- Opening Delimiter -

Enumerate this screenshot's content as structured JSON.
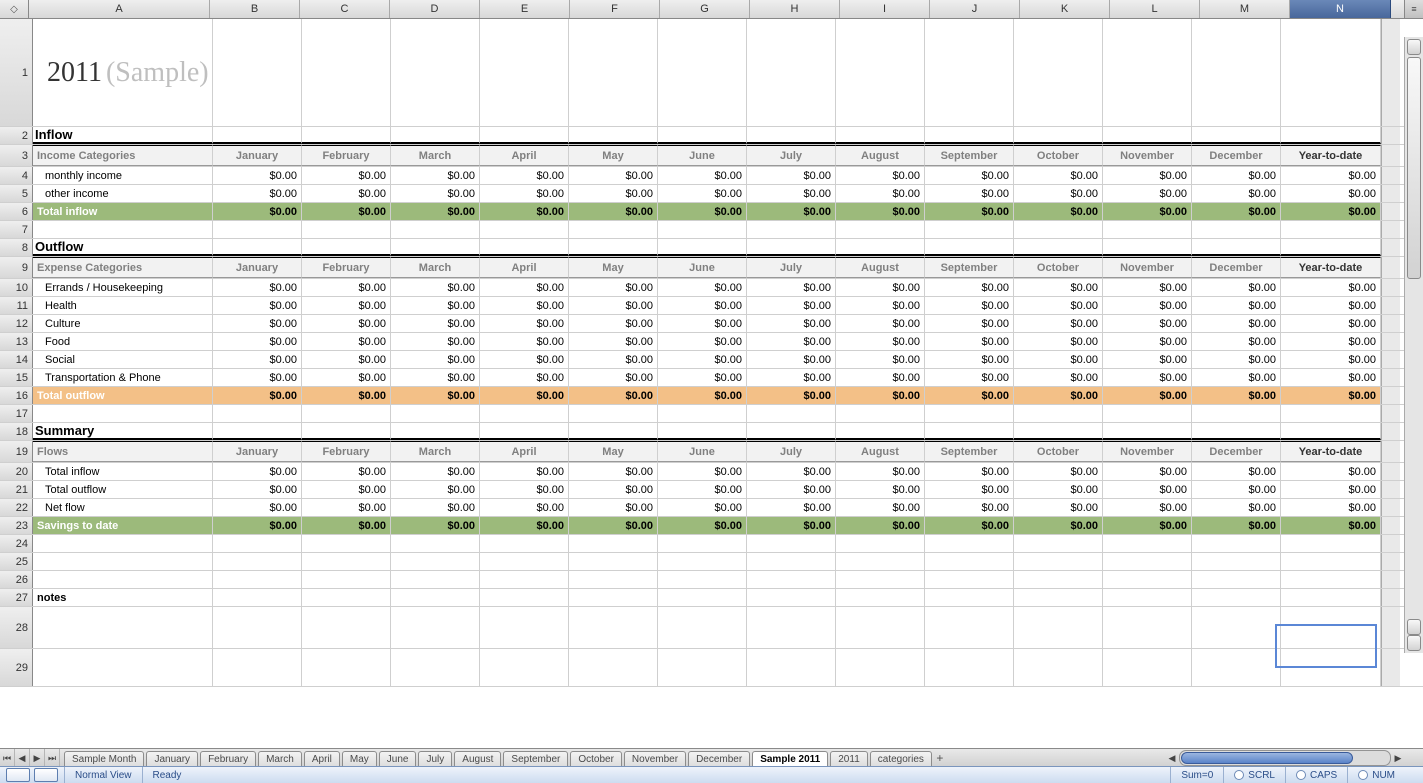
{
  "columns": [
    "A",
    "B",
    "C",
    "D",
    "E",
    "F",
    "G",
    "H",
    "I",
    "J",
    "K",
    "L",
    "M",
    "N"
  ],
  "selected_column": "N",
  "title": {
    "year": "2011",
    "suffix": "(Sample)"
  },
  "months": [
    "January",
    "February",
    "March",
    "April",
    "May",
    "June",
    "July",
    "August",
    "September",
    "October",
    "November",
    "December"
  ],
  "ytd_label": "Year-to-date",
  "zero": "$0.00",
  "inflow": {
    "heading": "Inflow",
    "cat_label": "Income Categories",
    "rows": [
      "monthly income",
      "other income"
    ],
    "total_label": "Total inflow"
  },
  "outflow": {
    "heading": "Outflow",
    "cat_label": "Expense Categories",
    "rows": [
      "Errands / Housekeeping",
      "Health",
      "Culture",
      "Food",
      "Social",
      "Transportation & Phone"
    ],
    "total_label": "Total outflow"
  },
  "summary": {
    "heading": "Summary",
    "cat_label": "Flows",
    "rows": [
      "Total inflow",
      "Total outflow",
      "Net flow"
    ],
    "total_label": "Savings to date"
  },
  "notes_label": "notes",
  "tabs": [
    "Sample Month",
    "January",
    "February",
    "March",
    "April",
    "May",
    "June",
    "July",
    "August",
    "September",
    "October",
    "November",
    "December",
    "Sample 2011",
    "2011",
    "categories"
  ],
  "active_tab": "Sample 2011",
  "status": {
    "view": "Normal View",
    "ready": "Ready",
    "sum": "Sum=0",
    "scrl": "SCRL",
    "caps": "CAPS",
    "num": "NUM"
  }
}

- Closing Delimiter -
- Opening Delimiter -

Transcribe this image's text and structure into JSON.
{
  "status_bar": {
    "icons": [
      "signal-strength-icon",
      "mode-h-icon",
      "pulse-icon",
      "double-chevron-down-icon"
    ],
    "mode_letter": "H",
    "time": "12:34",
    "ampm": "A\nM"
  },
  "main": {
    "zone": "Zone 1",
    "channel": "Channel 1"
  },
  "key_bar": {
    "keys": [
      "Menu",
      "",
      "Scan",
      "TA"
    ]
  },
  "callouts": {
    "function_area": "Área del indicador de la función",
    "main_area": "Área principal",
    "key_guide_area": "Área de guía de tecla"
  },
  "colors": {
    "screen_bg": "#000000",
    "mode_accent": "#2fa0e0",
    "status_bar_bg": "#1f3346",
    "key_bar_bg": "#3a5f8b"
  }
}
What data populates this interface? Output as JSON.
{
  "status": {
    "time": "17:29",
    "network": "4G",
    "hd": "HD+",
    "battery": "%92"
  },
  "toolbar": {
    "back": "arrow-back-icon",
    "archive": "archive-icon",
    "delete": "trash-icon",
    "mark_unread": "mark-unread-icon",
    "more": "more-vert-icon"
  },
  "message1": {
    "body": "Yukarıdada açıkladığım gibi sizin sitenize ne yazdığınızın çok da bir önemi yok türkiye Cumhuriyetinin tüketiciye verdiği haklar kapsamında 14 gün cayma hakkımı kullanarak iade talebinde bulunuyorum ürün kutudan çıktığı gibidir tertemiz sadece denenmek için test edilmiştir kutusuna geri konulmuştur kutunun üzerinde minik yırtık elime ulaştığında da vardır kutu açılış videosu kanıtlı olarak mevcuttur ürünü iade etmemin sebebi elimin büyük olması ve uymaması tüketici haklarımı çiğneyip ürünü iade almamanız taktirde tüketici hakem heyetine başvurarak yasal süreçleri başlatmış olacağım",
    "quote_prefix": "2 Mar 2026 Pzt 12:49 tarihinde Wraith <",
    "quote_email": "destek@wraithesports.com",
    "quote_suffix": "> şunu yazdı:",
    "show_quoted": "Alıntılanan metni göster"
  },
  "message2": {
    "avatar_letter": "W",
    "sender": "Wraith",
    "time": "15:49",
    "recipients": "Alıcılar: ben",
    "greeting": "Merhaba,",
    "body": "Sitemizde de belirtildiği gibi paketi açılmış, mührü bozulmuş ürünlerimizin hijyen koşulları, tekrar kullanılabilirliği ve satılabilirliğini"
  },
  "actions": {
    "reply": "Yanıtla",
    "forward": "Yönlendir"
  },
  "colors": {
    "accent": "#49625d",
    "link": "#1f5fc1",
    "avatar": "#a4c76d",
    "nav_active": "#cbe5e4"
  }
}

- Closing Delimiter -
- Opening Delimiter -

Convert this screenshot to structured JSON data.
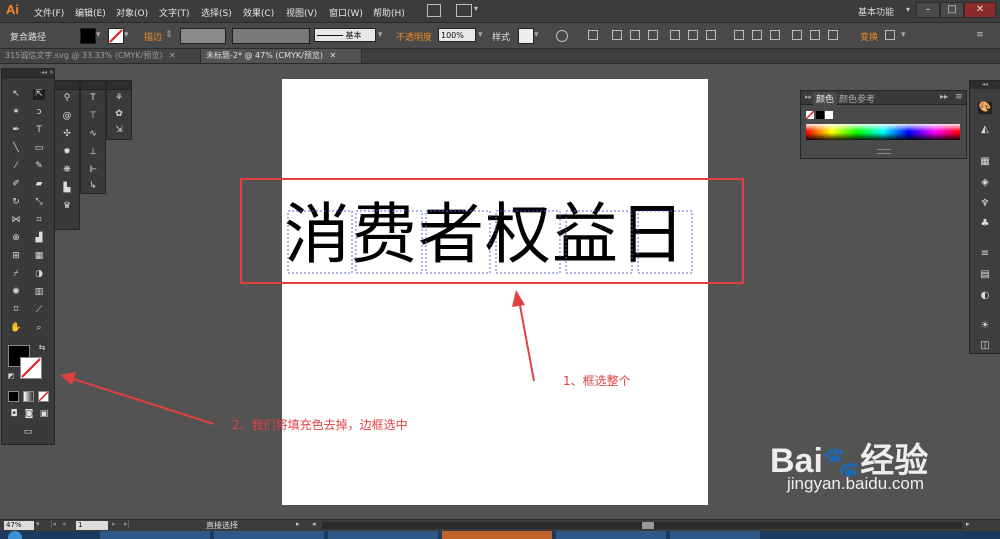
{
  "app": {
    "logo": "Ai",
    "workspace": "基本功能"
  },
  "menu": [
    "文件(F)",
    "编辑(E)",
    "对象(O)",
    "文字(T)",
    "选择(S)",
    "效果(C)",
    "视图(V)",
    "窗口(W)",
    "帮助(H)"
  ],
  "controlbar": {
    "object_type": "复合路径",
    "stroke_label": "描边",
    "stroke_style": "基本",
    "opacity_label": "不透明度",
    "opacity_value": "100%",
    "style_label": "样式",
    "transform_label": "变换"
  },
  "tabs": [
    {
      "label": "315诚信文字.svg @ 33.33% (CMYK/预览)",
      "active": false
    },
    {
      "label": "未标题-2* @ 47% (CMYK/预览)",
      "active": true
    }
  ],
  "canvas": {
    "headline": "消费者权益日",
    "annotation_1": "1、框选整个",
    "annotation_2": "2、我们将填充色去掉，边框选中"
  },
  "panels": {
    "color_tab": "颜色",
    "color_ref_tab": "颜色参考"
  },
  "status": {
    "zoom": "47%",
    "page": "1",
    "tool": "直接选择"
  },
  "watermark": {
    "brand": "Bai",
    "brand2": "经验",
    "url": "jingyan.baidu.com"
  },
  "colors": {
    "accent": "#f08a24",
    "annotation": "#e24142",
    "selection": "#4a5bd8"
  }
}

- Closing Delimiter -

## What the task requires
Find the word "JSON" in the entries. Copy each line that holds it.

## Response to this task
Enumerate this screenshot's content as structured JSON.
Transcribe this image's text and structure into JSON.
What data populates this interface? Output as JSON.
Convert this screenshot to structured JSON data.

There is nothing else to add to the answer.